WORK ORDER:
Copy out each entry precisely; no image belongs in the result.
[[ DATA EXCERPTS, beginning ]]
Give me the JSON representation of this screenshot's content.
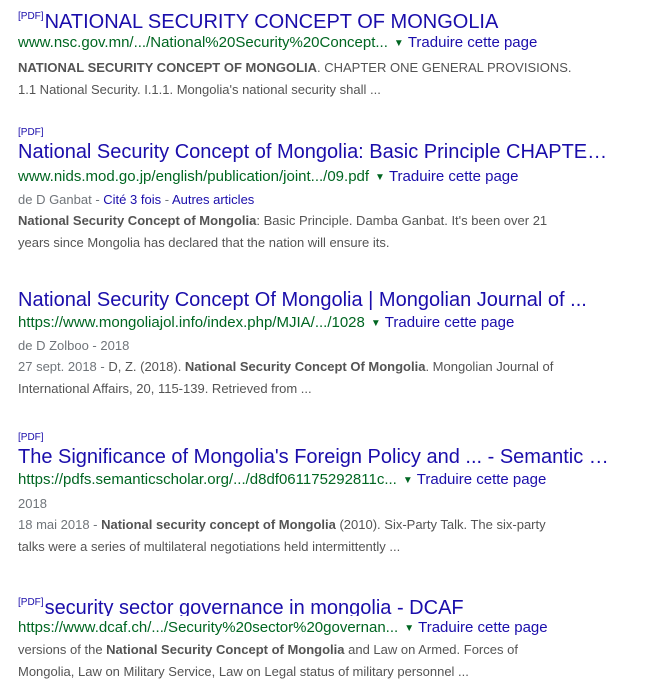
{
  "results": [
    {
      "pdf_tag": "[PDF]",
      "title": "NATIONAL SECURITY CONCEPT OF MONGOLIA",
      "url": "www.nsc.gov.mn/.../National%20Security%20Concept...",
      "translate": "Traduire cette page",
      "snippet_b1": "NATIONAL SECURITY CONCEPT OF MONGOLIA",
      "snippet_t1": ". CHAPTER ONE GENERAL PROVISIONS.",
      "snippet_l2": "1.1 National Security. I.1.1. Mongolia's national security shall ..."
    },
    {
      "pdf_tag": "[PDF]",
      "title": "National Security Concept of Mongolia: Basic Principle CHAPTE…",
      "url": "www.nids.mod.go.jp/english/publication/joint.../09.pdf",
      "translate": "Traduire cette page",
      "meta_prefix": "de D Ganbat - ",
      "meta_cited": "Cité 3 fois",
      "meta_sep": " - ",
      "meta_other": "Autres articles",
      "snippet_b1": "National Security Concept of Mongolia",
      "snippet_t1": ": Basic Principle. Damba Ganbat. It's been over 21",
      "snippet_l2": "years since Mongolia has declared that the nation will ensure its."
    },
    {
      "title": "National Security Concept Of Mongolia | Mongolian Journal of ...",
      "url": "https://www.mongoliajol.info/index.php/MJIA/.../1028",
      "translate": "Traduire cette page",
      "meta": "de D Zolboo - 2018",
      "snippet_date": "27 sept. 2018 - ",
      "snippet_t0": "D, Z. (2018). ",
      "snippet_b1": "National Security Concept Of Mongolia",
      "snippet_t1": ". Mongolian Journal of",
      "snippet_l2": "International Affairs, 20, 115-139. Retrieved from ..."
    },
    {
      "pdf_tag": "[PDF]",
      "title": "The Significance of Mongolia's Foreign Policy and ... - Semantic …",
      "url": "https://pdfs.semanticscholar.org/.../d8df061175292811c...",
      "translate": "Traduire cette page",
      "meta": "2018",
      "snippet_date": "18 mai 2018 - ",
      "snippet_b1": "National security concept of Mongolia",
      "snippet_t1": " (2010). Six-Party Talk. The six-party",
      "snippet_l2": "talks were a series of multilateral negotiations held intermittently ..."
    },
    {
      "pdf_tag": "[PDF]",
      "title": "security sector governance in mongolia - DCAF",
      "url": "https://www.dcaf.ch/.../Security%20sector%20governan...",
      "translate": "Traduire cette page",
      "snippet_t0": "versions of the ",
      "snippet_b1": "National Security Concept of Mongolia",
      "snippet_t1": " and Law on Armed. Forces of",
      "snippet_l2": "Mongolia, Law on Military Service, Law on Legal status of military personnel ..."
    }
  ],
  "icons": {
    "caret": "dropdown-caret-icon"
  },
  "colors": {
    "title": "#1a0dab",
    "url": "#006621",
    "snippet": "#545454",
    "meta": "#70757a"
  }
}
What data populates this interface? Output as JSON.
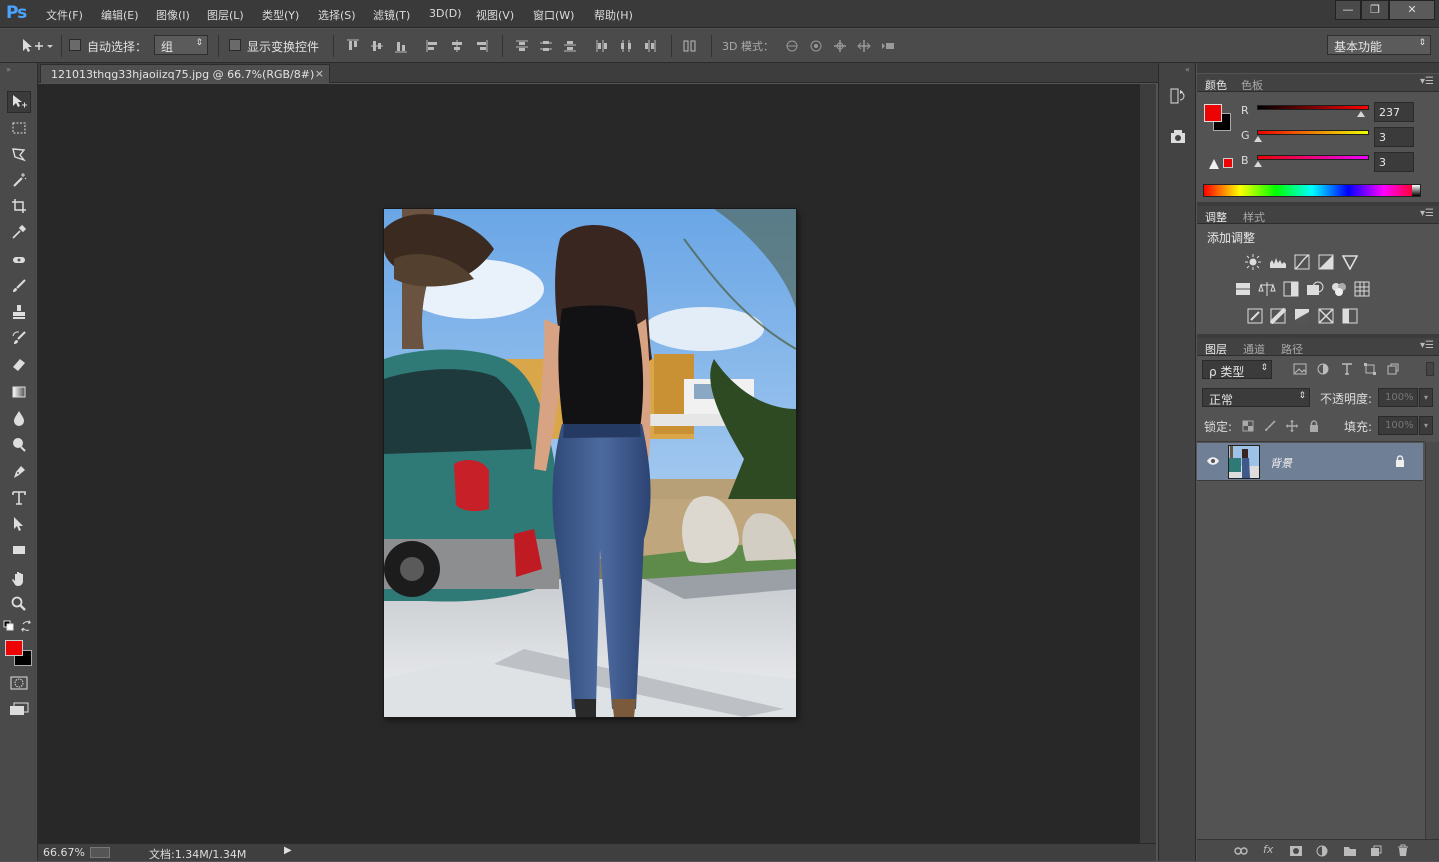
{
  "app": {
    "logo": "Ps"
  },
  "menu": [
    "文件(F)",
    "编辑(E)",
    "图像(I)",
    "图层(L)",
    "类型(Y)",
    "选择(S)",
    "滤镜(T)",
    "3D(D)",
    "视图(V)",
    "窗口(W)",
    "帮助(H)"
  ],
  "window_controls": {
    "minimize": "—",
    "restore": "❐",
    "close": "✕"
  },
  "options": {
    "auto_select_label": "自动选择：",
    "auto_select_value": "组",
    "show_transform_label": "显示变换控件",
    "mode_3d_label": "3D 模式：",
    "workspace": "基本功能"
  },
  "document": {
    "tab_title": "121013thqg33hjaoiizq75.jpg @ 66.7%(RGB/8#)",
    "close": "×"
  },
  "status": {
    "zoom": "66.67%",
    "doc_size": "文档:1.34M/1.34M"
  },
  "color_panel": {
    "tabs": [
      "颜色",
      "色板"
    ],
    "r_label": "R",
    "g_label": "G",
    "b_label": "B",
    "r": "237",
    "g": "3",
    "b": "3",
    "r_frac": 0.93,
    "g_frac": 0.01,
    "b_frac": 0.01,
    "foreground": "#ed0303",
    "background": "#000000"
  },
  "adjust_panel": {
    "tabs": [
      "调整",
      "样式"
    ],
    "title": "添加调整"
  },
  "layers_panel": {
    "tabs": [
      "图层",
      "通道",
      "路径"
    ],
    "filter_label": "ρ 类型",
    "blend_mode": "正常",
    "opacity_label": "不透明度:",
    "opacity_value": "100%",
    "lock_label": "锁定:",
    "fill_label": "填充:",
    "fill_value": "100%",
    "layer_name": "背景"
  },
  "colors": {
    "accent": "#4aa3ff",
    "foreground_swatch": "#ed0303",
    "layer_selected": "#6f7f95"
  }
}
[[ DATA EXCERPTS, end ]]
EXERCISE SOLUTION:
Give me the JSON representation of this screenshot's content.
{
  "results": [
    {
      "pdf_tag": "[PDF]",
      "title": "NATIONAL SECURITY CONCEPT OF MONGOLIA",
      "url": "www.nsc.gov.mn/.../National%20Security%20Concept...",
      "translate": "Traduire cette page",
      "snippet_b1": "NATIONAL SECURITY CONCEPT OF MONGOLIA",
      "snippet_t1": ". CHAPTER ONE GENERAL PROVISIONS.",
      "snippet_l2": "1.1 National Security. I.1.1. Mongolia's national security shall ..."
    },
    {
      "pdf_tag": "[PDF]",
      "title": "National Security Concept of Mongolia: Basic Principle CHAPTE…",
      "url": "www.nids.mod.go.jp/english/publication/joint.../09.pdf",
      "translate": "Traduire cette page",
      "meta_prefix": "de D Ganbat - ",
      "meta_cited": "Cité 3 fois",
      "meta_sep": " - ",
      "meta_other": "Autres articles",
      "snippet_b1": "National Security Concept of Mongolia",
      "snippet_t1": ": Basic Principle. Damba Ganbat. It's been over 21",
      "snippet_l2": "years since Mongolia has declared that the nation will ensure its."
    },
    {
      "title": "National Security Concept Of Mongolia | Mongolian Journal of ...",
      "url": "https://www.mongoliajol.info/index.php/MJIA/.../1028",
      "translate": "Traduire cette page",
      "meta": "de D Zolboo - 2018",
      "snippet_date": "27 sept. 2018 - ",
      "snippet_t0": "D, Z. (2018). ",
      "snippet_b1": "National Security Concept Of Mongolia",
      "snippet_t1": ". Mongolian Journal of",
      "snippet_l2": "International Affairs, 20, 115-139. Retrieved from ..."
    },
    {
      "pdf_tag": "[PDF]",
      "title": "The Significance of Mongolia's Foreign Policy and ... - Semantic …",
      "url": "https://pdfs.semanticscholar.org/.../d8df061175292811c...",
      "translate": "Traduire cette page",
      "meta": "2018",
      "snippet_date": "18 mai 2018 - ",
      "snippet_b1": "National security concept of Mongolia",
      "snippet_t1": " (2010). Six-Party Talk. The six-party",
      "snippet_l2": "talks were a series of multilateral negotiations held intermittently ..."
    },
    {
      "pdf_tag": "[PDF]",
      "title": "security sector governance in mongolia - DCAF",
      "url": "https://www.dcaf.ch/.../Security%20sector%20governan...",
      "translate": "Traduire cette page",
      "snippet_t0": "versions of the ",
      "snippet_b1": "National Security Concept of Mongolia",
      "snippet_t1": " and Law on Armed. Forces of",
      "snippet_l2": "Mongolia, Law on Military Service, Law on Legal status of military personnel ..."
    }
  ],
  "icons": {
    "caret": "dropdown-caret-icon"
  },
  "colors": {
    "title": "#1a0dab",
    "url": "#006621",
    "snippet": "#545454",
    "meta": "#70757a"
  }
}
What data populates this interface? Output as JSON.
{
  "app": {
    "logo": "Ps"
  },
  "menu": [
    "文件(F)",
    "编辑(E)",
    "图像(I)",
    "图层(L)",
    "类型(Y)",
    "选择(S)",
    "滤镜(T)",
    "3D(D)",
    "视图(V)",
    "窗口(W)",
    "帮助(H)"
  ],
  "window_controls": {
    "minimize": "—",
    "restore": "❐",
    "close": "✕"
  },
  "options": {
    "auto_select_label": "自动选择：",
    "auto_select_value": "组",
    "show_transform_label": "显示变换控件",
    "mode_3d_label": "3D 模式：",
    "workspace": "基本功能"
  },
  "document": {
    "tab_title": "121013thqg33hjaoiizq75.jpg @ 66.7%(RGB/8#)",
    "close": "×"
  },
  "status": {
    "zoom": "66.67%",
    "doc_size": "文档:1.34M/1.34M"
  },
  "color_panel": {
    "tabs": [
      "颜色",
      "色板"
    ],
    "r_label": "R",
    "g_label": "G",
    "b_label": "B",
    "r": "237",
    "g": "3",
    "b": "3",
    "r_frac": 0.93,
    "g_frac": 0.01,
    "b_frac": 0.01,
    "foreground": "#ed0303",
    "background": "#000000"
  },
  "adjust_panel": {
    "tabs": [
      "调整",
      "样式"
    ],
    "title": "添加调整"
  },
  "layers_panel": {
    "tabs": [
      "图层",
      "通道",
      "路径"
    ],
    "filter_label": "ρ 类型",
    "blend_mode": "正常",
    "opacity_label": "不透明度:",
    "opacity_value": "100%",
    "lock_label": "锁定:",
    "fill_label": "填充:",
    "fill_value": "100%",
    "layer_name": "背景"
  },
  "colors": {
    "accent": "#4aa3ff",
    "foreground_swatch": "#ed0303",
    "layer_selected": "#6f7f95"
  }
}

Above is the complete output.